Jim DeMint, President of Heritage, writes:
Some people can’t seem to understand why anyone would support marriage as the union of a man and a woman. Indeed, Justice Anthony Kennedy argued last week that the only reason Congress had for passing the Defense of Marriage Act was to “disparage,” “injure,” “degrade,” “demean,” and “humiliate” others. Justice Kennedy says we’re denying dignity to people in same-sex relationships.
But it is his ruling that denies dignity to those who don’t think a same-sex relationship is a marriage. His ruling denies dignity to the millions of Americans and their elected officials who have voted to pass laws that tell the truth about marriage.

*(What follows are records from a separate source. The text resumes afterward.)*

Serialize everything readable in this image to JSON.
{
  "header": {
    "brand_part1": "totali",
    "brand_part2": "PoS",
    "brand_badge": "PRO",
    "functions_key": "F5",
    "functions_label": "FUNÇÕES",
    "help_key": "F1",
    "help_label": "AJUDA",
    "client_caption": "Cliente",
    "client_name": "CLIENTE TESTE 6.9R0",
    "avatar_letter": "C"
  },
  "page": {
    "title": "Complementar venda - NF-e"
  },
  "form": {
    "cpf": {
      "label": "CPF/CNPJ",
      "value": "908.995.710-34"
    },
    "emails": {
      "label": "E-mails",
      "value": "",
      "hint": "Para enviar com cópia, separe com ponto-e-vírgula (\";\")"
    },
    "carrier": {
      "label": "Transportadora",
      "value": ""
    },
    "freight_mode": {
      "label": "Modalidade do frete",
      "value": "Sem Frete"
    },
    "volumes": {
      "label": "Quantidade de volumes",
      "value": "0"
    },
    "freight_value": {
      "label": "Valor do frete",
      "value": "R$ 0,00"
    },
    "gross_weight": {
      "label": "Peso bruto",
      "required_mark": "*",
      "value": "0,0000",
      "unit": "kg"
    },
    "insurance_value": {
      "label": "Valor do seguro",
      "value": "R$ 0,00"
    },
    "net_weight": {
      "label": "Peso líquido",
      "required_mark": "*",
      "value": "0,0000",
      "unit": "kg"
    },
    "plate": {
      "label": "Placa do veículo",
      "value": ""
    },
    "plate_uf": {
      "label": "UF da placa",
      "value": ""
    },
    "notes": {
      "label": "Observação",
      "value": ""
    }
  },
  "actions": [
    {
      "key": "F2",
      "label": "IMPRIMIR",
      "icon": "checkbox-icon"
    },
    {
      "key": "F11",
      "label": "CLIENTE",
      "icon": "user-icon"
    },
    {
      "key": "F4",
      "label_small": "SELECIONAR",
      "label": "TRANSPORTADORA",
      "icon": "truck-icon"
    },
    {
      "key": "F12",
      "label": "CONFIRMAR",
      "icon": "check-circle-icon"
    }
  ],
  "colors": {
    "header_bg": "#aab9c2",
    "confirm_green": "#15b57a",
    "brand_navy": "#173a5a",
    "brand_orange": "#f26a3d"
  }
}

The rhetoric from the Court attacking the goodwill of the majority of Americans—who know marriage is the union of a man and a woman—is not helpful. The marriage debate will continue, and all Americans need to be civil and respectful.

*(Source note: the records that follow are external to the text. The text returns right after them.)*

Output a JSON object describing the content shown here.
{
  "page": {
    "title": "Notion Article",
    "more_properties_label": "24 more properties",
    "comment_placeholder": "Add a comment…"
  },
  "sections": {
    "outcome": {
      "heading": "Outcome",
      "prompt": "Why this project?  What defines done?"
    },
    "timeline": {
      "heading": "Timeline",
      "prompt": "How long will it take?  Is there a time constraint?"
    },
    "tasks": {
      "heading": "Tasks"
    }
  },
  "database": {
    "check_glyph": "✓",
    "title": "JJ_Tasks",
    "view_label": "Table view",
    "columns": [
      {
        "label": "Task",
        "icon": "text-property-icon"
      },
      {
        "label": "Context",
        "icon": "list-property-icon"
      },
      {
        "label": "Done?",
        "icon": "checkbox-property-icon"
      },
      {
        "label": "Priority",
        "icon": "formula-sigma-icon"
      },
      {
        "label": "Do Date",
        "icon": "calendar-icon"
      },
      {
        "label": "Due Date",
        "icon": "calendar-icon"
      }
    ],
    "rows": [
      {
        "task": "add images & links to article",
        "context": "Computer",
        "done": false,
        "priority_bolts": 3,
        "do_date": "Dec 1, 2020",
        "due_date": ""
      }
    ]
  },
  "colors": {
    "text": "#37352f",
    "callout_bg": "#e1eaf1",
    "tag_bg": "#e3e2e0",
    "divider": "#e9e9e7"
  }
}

...It is outrageous to suggest that 342 Members of the House, 85 Senators, and President Bill Clinton were all acting on the basis of anti-gay bias in 1996, when the Defense of Marriage Act (DOMA) was enacted. As Chief Justice Roberts says in his dissent, “I would not tar the political branches with bigotry.”
Indeed, as Heritage has argued repeatedly, there are valid reasons to oppose the redefinition of marriage—which those House Members, Senators, and President Clinton took into account. Marriage matters for children, civil society, and limited government, because children deserve a mother and a father, and when this doesn’t happen, social costs run high.
Citizens and their elected representatives have the constitutional authority to make policy that recognizes marriage as the union of a man and a woman. States will lead the way even as we work to restore clear marriage policy at the federal level. And in the states, support for marriage as the union of a man and a woman remains strong.